• [Dataset entries]:

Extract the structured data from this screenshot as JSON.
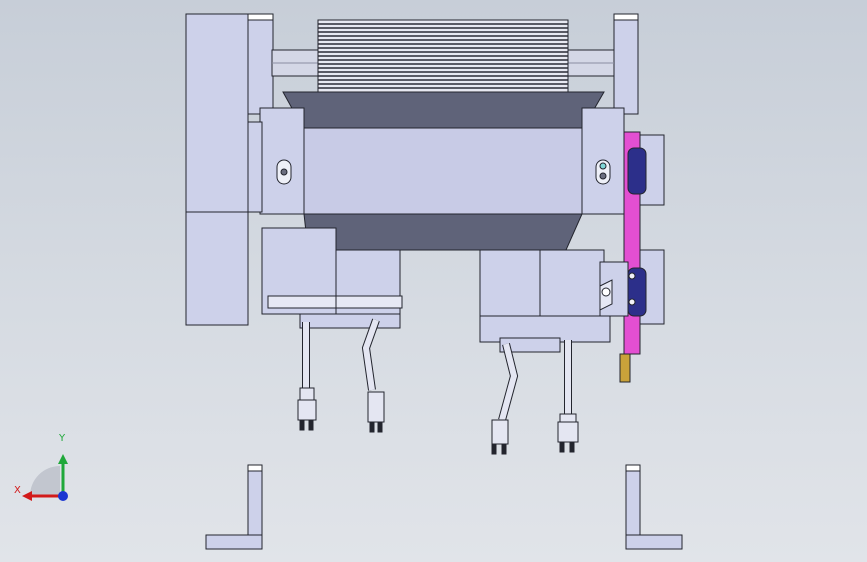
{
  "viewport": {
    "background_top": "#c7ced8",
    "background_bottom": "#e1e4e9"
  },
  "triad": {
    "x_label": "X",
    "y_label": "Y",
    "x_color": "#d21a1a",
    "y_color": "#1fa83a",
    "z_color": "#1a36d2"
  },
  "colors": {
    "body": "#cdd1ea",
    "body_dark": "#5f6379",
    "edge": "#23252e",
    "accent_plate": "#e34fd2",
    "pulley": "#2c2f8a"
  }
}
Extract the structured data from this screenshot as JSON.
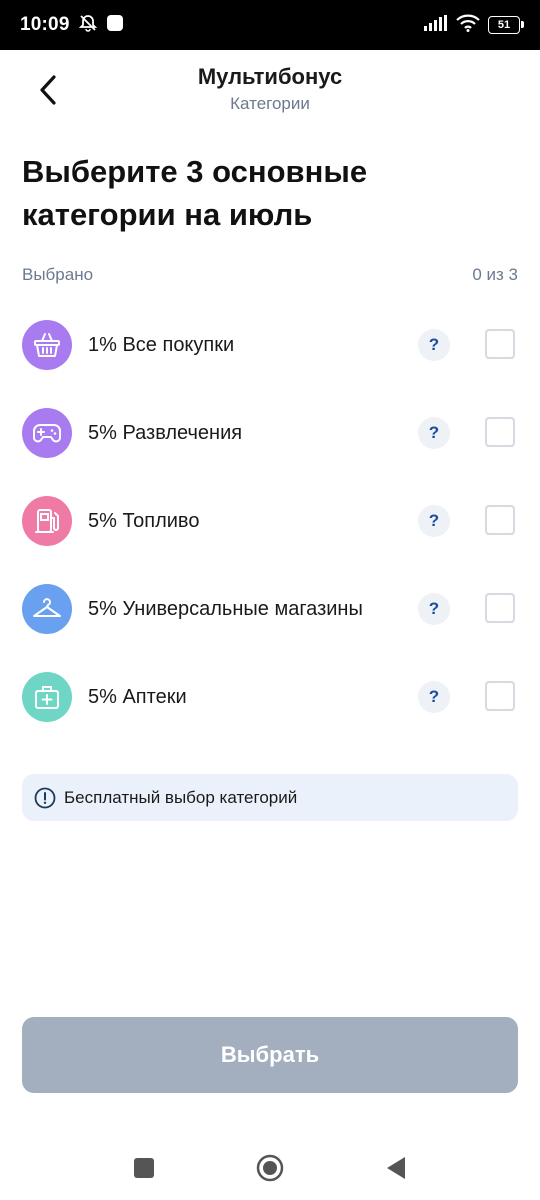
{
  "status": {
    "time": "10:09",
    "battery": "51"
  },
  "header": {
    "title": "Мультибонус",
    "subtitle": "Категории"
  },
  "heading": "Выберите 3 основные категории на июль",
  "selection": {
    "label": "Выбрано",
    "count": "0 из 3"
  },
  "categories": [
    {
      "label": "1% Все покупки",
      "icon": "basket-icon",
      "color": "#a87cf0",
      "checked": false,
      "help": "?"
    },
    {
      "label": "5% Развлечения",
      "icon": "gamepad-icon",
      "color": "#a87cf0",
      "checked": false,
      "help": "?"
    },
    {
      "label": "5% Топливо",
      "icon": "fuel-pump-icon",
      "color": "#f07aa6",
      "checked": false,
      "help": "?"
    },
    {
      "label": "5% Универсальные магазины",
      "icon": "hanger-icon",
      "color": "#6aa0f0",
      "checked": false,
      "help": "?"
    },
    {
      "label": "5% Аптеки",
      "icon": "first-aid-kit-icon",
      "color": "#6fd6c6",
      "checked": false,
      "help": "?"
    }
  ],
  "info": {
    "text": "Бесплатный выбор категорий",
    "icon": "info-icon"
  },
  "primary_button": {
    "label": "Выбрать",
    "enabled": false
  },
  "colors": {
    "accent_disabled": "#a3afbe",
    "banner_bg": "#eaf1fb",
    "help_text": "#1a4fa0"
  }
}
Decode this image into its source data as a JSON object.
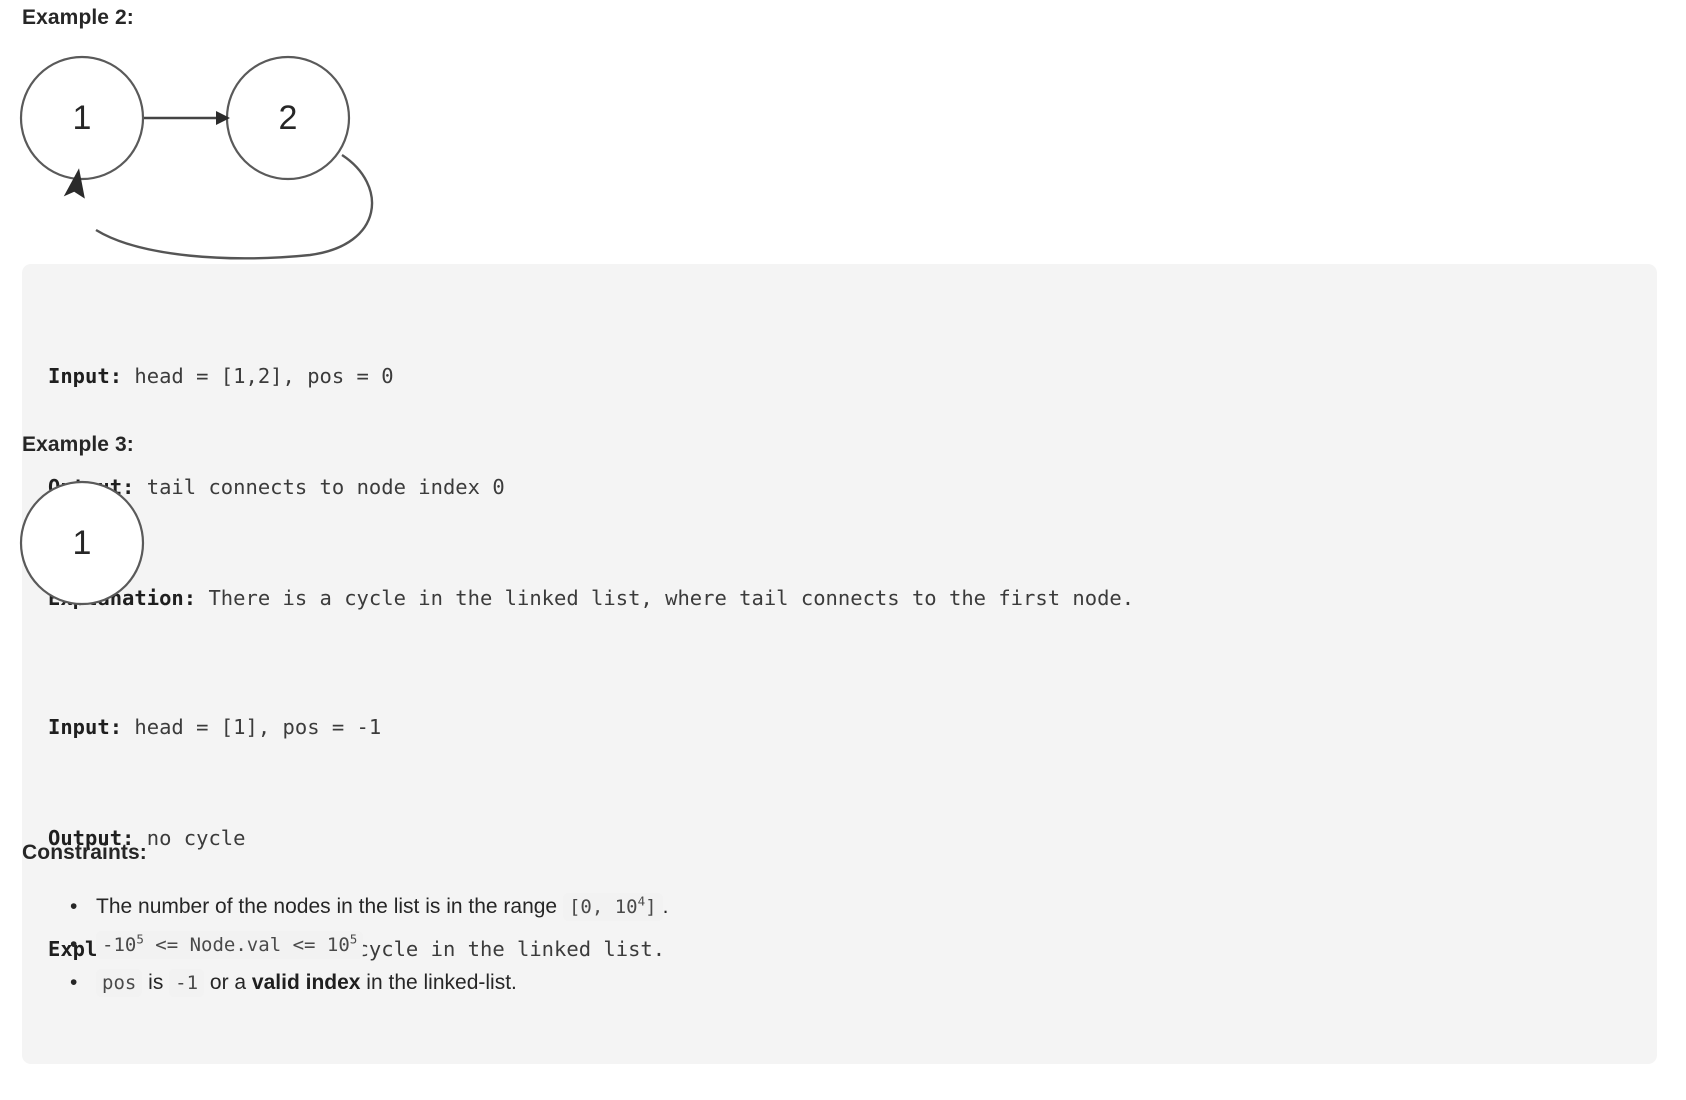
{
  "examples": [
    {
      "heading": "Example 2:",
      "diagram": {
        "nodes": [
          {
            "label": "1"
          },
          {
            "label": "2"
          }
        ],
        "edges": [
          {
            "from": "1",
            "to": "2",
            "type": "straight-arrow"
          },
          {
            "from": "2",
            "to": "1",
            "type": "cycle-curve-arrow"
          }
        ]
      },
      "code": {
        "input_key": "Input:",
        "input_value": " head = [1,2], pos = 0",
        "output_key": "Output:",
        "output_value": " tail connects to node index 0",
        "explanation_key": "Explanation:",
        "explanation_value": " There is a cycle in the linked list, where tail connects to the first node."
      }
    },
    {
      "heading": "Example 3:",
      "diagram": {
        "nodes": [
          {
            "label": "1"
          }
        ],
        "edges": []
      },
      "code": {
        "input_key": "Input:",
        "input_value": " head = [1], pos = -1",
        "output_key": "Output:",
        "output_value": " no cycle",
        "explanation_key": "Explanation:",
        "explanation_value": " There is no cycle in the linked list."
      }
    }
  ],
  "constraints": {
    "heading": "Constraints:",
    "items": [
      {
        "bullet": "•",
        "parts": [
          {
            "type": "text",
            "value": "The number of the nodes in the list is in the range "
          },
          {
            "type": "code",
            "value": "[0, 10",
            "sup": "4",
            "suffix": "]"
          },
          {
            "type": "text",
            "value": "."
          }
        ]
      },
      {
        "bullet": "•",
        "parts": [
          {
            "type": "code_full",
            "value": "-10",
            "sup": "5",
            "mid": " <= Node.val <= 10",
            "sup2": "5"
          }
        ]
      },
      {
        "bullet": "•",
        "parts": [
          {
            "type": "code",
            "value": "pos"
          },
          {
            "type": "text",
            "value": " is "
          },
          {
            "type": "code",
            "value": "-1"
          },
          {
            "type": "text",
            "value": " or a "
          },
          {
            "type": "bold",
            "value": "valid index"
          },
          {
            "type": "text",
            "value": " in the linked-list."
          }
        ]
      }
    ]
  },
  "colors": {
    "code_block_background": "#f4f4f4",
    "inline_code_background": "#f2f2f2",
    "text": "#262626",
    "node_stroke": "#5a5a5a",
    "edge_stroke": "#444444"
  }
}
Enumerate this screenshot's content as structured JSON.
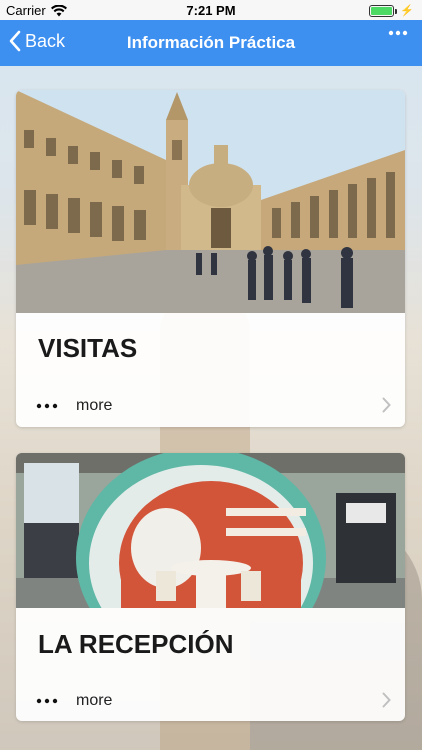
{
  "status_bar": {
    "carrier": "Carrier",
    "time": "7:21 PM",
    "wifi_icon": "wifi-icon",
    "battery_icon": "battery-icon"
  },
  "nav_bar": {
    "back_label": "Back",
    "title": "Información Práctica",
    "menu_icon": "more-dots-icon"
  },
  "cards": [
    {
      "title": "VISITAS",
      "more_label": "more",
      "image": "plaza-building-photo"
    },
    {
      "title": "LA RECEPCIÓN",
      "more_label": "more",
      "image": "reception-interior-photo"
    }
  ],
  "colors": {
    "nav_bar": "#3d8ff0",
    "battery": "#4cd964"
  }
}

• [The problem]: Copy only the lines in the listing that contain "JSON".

• [Written answer]:
Extract the structured data from this screenshot as JSON.
Extract the structured data from this screenshot as JSON.
Decode this image into its source data as a JSON object.
Enumerate this screenshot's content as structured JSON.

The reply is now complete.